With government funding deal fully approved, $25 million will be allocated to research gun violence—the first time in more than two decades
Washington, D.C. — Former Congresswoman Gabrielle Giffords, co-founder of the gun violence prevention organization Giffords, released the following statement on the signing of the Fiscal Year 2020 Labor, Health and Human Services, Education, and Related Agencies appropriations bill which includes $25 million to invest into gun violence research.
Former Congresswoman Gabrielle Giffords:
“Years of standing up, protesting, and speaking out have led to this moment. Americans demanding action can breathe a little easier with this momentous step toward a gun safe America. We still have a long road ahead keeping American communities safe, but investing in gun violence prevention research at CDC and NIH is a step in the right direction. I am forever grateful to the work of Speaker Pelosi, Chairwoman Lowey, Chairwoman DeLauro, Leader Schumer, and each of my colleagues in Congress who championed this funding to the finish line.”
This historic investment in the Centers for Disease Control and Prevention (CDC) and National Institutes of Health (NIH) comes more than two decades after the last such allocation in the Fiscal Year 1997 funding bill, when legislative language known as the Dickey Amendment was added stating the CDC may not “advocate or promote gun control.”
Prior to the start of the 116th Congress, Giffords launched a partnership with leading medical and public health groups to advocate for research funding at the CDC and the NIH to study gun violence, gun deaths, and gun injury in order to better improve public health and safety. In 2019, the coalition sent multiple letters to Congressional leadership calling for this investment, noting that over the past several decades scientific and medical research has led to policies that have saved countless lives related to automobiles, public sanitation, and cancer. The groups also joined with local partners and elected officials to host rallies for research funding in Denver, Orlando, and New Orleans, which reinforced that across the country communities supported the ability for top federal researchers to study this crisis.

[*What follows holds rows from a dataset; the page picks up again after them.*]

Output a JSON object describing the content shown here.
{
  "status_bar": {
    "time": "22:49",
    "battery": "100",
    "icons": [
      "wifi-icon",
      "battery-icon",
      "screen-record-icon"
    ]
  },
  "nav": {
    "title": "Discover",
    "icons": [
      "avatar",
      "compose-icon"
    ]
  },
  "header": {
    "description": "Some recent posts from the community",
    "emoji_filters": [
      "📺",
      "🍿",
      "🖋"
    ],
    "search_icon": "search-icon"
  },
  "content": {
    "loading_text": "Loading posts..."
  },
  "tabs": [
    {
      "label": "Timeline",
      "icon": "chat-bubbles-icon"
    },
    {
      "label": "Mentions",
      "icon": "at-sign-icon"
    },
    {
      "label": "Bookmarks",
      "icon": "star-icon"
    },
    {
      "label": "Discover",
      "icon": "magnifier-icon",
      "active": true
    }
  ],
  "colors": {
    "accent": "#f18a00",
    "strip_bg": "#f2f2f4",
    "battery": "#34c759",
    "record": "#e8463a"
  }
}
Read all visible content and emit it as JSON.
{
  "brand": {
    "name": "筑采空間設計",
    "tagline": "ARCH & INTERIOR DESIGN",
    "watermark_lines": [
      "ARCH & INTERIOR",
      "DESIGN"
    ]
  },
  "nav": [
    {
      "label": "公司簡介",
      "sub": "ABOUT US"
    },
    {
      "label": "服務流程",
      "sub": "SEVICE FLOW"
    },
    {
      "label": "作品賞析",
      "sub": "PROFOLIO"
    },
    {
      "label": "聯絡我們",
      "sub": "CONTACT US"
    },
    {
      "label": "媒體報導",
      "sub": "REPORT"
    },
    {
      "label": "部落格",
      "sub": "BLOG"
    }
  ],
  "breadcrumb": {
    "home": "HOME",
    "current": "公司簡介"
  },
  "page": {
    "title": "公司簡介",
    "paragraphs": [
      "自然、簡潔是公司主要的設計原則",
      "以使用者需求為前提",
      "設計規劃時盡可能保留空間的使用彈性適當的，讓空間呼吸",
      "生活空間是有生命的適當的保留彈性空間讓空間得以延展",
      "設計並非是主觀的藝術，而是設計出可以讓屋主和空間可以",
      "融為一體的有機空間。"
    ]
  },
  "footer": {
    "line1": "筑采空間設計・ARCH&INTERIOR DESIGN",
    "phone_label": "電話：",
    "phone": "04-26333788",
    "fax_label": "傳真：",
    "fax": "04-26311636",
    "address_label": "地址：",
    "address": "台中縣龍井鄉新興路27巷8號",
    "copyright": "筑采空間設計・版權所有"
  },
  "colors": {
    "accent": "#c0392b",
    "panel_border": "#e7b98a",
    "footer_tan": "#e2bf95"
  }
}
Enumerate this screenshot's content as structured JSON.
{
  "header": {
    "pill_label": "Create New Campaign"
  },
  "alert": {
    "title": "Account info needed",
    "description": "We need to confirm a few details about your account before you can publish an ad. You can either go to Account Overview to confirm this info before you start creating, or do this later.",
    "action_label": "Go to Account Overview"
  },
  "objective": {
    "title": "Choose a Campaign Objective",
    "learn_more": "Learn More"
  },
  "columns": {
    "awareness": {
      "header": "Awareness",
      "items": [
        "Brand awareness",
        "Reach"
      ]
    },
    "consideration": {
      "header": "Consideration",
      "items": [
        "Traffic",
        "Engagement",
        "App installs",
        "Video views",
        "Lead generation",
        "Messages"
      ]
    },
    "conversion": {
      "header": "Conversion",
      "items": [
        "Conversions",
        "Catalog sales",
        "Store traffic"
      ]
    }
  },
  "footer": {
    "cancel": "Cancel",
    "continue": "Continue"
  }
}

Before the successful push this year to secure funding, Giffords had brought together national leaders to draw attention to the urgent need for lawmakers to act. In 2016, Giffords organized the last four Surgeons General to call on Congress to properly fund this public health research.
About Gun Violence Research:
Following a 1993 CDC-funded study that found individuals with a gun in the home are 2.7 times more likely to become homicide victims, Congress moved to strip CDC’s firearms research budget. Since then, federal investment in gun violence research has remained virtually absent at the nation’s premier institution for public health, despite gun deaths rising for the past three years to nearly 40,000 people in 2017.
In the 116th Congress, CDC and Trump administration officials have expressed CDC’s willingness and ability to restart this research, with CDC director Robert Redfield stating that his team is “poised to do the research in this area if Congress chooses to appropriate the funding.” In June 2019, the House of Representatives did just that, approving $50 million in dedicated funding to research America’s gun violence crisis.
Fact Sheet: Funding Federal Gun Violence Research